Lastly, using an artificial zinc-finger transcription factors combinatorial library technology, we developed an in vitro breast cancer model of drug resistance to a clinically important antiendocrine therapeutic agent. Our results demonstrate that this approach can be used successfully to induce stable drug resistance in human cancer cell lines and to identify a gene expression signature that is associated with a clinically relevant drug-resistance phenotype. These experiments provide an important proof of principle for the use of combinatorial zinc-finger transcription factor libraries to induce and to study important cellular phenotypes, including human cancer drug resistance. We are currently using this approach to identify potential biomarkers for HER2-directed and PARP1-directed therapies.

 

Selected Publications

Bibliography of Dennis C. Sgroi via PubMed

McMullin RP, Wittner BS, Yang C, Denton-Schneider BR, Hicks D, Singavarapu R, Moulis S, Lee J, Akbari MR, Narod SA, Aldape  KD, Steeg PS, Ramaswamy S, and Sgroi DC. A BRCA1 deficient-like signature is enriched in breast cancer brain metastases and predicts DNA damage-induced PARP inhibitor sensitivity. Breast Cancer Res. 2014;16(2):R25.

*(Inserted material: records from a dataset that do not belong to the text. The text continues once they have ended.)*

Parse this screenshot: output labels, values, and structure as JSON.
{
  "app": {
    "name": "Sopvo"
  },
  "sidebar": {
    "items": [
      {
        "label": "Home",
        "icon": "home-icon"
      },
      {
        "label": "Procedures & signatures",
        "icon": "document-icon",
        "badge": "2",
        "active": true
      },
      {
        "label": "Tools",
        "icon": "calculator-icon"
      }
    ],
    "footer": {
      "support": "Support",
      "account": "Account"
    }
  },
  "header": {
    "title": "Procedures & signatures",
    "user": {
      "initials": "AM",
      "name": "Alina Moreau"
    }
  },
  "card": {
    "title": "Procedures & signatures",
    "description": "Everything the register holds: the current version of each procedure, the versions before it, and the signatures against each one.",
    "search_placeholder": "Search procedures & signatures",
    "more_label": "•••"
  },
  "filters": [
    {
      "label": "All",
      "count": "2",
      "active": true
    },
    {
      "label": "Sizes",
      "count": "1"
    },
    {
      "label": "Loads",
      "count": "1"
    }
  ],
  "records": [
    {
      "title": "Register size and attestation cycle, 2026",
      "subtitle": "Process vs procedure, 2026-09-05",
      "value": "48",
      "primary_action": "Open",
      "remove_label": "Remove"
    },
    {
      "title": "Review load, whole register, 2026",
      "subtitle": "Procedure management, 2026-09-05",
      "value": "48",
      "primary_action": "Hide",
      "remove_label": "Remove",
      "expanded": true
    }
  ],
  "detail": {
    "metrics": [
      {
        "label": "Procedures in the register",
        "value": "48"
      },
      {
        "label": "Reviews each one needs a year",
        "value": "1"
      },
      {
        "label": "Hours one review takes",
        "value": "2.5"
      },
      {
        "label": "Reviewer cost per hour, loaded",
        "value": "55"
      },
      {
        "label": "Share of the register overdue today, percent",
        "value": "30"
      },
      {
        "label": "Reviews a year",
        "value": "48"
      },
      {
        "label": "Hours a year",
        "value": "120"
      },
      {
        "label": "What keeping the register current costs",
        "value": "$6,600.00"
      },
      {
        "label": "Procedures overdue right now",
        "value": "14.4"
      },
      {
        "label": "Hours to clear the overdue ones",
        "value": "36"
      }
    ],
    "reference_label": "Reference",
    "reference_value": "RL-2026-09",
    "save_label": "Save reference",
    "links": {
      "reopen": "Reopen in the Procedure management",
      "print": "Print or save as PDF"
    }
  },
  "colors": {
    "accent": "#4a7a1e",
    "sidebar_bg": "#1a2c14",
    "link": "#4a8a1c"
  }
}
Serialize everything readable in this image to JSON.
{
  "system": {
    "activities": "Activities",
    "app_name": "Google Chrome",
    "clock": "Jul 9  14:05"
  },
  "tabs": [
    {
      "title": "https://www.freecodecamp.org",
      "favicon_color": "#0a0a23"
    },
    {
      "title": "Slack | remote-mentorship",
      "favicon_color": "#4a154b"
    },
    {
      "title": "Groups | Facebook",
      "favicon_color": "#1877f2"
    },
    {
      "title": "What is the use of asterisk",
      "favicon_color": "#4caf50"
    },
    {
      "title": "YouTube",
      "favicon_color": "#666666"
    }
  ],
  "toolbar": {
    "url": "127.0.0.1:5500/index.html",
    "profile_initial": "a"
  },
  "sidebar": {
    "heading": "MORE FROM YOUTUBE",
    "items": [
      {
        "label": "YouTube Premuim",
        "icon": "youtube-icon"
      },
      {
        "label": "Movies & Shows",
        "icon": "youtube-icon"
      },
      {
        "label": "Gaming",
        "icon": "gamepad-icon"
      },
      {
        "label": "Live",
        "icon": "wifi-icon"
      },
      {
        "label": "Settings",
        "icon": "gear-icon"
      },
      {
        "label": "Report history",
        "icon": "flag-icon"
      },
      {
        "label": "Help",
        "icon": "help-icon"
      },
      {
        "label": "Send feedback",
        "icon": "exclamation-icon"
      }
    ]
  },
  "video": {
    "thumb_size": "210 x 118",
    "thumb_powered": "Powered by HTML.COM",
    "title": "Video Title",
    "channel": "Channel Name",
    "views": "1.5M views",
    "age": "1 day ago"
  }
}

Sgroi, DC, Sestak I, Cuzick J, Zhang Y, Schnabel CA, Schroeder B, Erlander MG, Dunbier A, Sidhu K, Lopez-Knowles E, Goss PE, and Dowsett M. Prediction of late distant recurrence in patients with oestrogen-receptor-positive breast cancer: a prospective comparison of the Breast Cancer Index (BCI) assay, 21-gene recurrence score, and IHC4 in TransATAC study population. Lancet Oncol. 2013;14(11):1067-76.

Sgroi DC, Carney E, Zarrella E, Steffel L, Binns SN, Finkelstein DM, Szymonifka J, Bhan AK, Shepherd LE, Zhang Y, Schnabel CA, Erlander MG, Ingle JN, Porter P, Muss HB, Pritchard KI, Tu D, Rimm DL, Goss PE. Prediction of late disease recurrence and extended adjuvant letrozole benefit by the HOXB13/IL17BR biomarker. J Natl Cancer Inst. 2013;105:1036-1042.

Zhang Y, Schnabel CA, Schroeder BE, Jerevall PL, Jankowitz RC, Fornander T, Stal O, Brufsky AM, Sgroi D, Erlander M. Breast cancer index identifies early stage ER+ breast cancer patients at risk for early and late distant recurrence. Clin Cancer Res. 2013;19(15):4196-205

Imielinski M, Cha S, Rejtar T, Richardson EA, Karger BL, Sgroi DC. Integrated proteomic, transcriptomic, and biological network analysis of breast carcinoma reveals molecular features of tumorigenesis and clinical relapse. Mol Cell Proteomics. 2012

Contact

Contact Us

Sgroi Laboratory

Massachusetts General Hospital

149 13th Street, Room 7139Molecular Pathology Unit Charlestown, MA 02129
  • Phone: 617-726-5697
  • Fax: 617-726-5684

Email: dsgroi@partners.org

Back to Top